  4. Download and display the Repetition, Rhythm, and Contrast posters available on this website.
  5. Create a sample irregular shape that will tessellate.
  6. Download the tessellation worksheet - one per student. (Downloads - TessellationWorksheet.pdf)


  1. View and discuss the images of tessellations in nature.
  2. Review or introduce the term tessellation.
    patterns of repeated shapes that cover a flat surface with no gaps and no overlaps
  3. Discuss what kinds of regular shapes can tessellate and why.
    - regular polygons (triangles, squares or hexagons)
    - regular polygons can only tessellate if the sum of the interior angles is 360 degrees
  4. Demonstrate how your irregular shape tessellates.
    - How did I make this shape?
  5. Introduce the challenge. 


The Challenge

  1. Follow written instructions to create an irregular shape that will tessellate.
  2. Tessellate a pattern with an alternating rhythm.
  3. Identify and use contrasting colours.
  4. Explain why the tessellation works.
  5. Demonstrate technical accomplishment and creativity.

The Process
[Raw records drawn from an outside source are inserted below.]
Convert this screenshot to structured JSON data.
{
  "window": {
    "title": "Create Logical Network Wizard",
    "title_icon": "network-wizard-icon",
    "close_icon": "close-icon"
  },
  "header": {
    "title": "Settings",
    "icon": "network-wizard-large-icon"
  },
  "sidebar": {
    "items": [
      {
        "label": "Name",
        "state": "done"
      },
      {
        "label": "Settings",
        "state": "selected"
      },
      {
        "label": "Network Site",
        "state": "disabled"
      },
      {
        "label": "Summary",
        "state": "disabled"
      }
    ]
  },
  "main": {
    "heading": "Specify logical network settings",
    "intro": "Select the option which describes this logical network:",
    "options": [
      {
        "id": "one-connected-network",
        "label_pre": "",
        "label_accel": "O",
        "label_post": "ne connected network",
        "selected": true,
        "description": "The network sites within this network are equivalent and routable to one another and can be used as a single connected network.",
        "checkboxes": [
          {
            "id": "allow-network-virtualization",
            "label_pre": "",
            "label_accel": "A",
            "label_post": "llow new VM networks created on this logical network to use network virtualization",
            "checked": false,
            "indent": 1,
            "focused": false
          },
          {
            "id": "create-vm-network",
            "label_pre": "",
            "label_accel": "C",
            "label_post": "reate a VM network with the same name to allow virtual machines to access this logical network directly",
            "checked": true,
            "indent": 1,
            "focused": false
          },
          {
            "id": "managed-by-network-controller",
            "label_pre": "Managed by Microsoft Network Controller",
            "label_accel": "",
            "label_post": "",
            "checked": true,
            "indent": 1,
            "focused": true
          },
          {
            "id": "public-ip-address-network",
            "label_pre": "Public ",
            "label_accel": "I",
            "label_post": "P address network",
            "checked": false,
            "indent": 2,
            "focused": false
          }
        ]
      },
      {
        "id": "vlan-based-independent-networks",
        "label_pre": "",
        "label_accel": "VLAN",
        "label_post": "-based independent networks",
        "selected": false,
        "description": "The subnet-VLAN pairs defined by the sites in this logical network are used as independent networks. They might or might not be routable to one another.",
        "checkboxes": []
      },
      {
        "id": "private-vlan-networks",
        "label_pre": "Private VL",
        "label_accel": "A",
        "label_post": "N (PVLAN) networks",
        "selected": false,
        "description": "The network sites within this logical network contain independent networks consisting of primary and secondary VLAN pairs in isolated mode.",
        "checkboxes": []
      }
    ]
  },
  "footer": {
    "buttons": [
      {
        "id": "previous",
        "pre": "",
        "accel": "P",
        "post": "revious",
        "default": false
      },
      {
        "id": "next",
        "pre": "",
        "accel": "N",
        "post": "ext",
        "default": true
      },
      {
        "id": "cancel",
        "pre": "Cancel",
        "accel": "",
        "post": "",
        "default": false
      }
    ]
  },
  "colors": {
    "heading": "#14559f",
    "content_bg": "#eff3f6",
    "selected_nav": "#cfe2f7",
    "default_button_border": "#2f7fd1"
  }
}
  1. Make sure everyone understands the challenge.
  2. Establish success criteria with your students, for example,
    I know I am successful when I have:
    - used slide transformation to create an irregular shape
    - created a shape that covers the paper without any gaps or overlaps
    - created 2 different motifs with the shape
    - used colour to create contrast
    - created an alternating rhythm using colour and 2 different motifs
    - kept the paper is in good condition
    - explained why the shape tessellates
  3. Guide students through the steps outlined in this lesson plan.
  4. Observe students as they work. 
  5. Provide individual assistance and encouragement.


  1. Once all the designs are complete display them for a group discussion. 
    Look closely at the tessellations.
    - Choose one that interests you for some reason.
    - Share thoughts about the work.
  2. During the discussion include references to:
    - Contrasting Colours - How does the use of contrasting colours contribute to the effectiveness of the alternating rhythm?
    - Motifs - What makes the motifs interesting and effective?
    - Technique – How and why does the tessellation work?


  1. Observe students as they work – thoughtful focus, discriminating, seeking more information, elaborating, experimenting.
  2. Observe students as they discuss their tessellations – speaks with a clear voice, looks at audience while speaking, points to areas in the designs, provides accurate information, answers questions from the audience effectively.
  3. Observe students as they listen – looks at presenter, asks effective questions, supports ideas with evidence found in the artwork.
  4. Use a checklist to track progress. (Downloads - Tessellation2_tracking.pdf)
  5. Have students use the self-assessment form to evaluate their work. (Downloads - Tessellation2_self-assessment.pdf)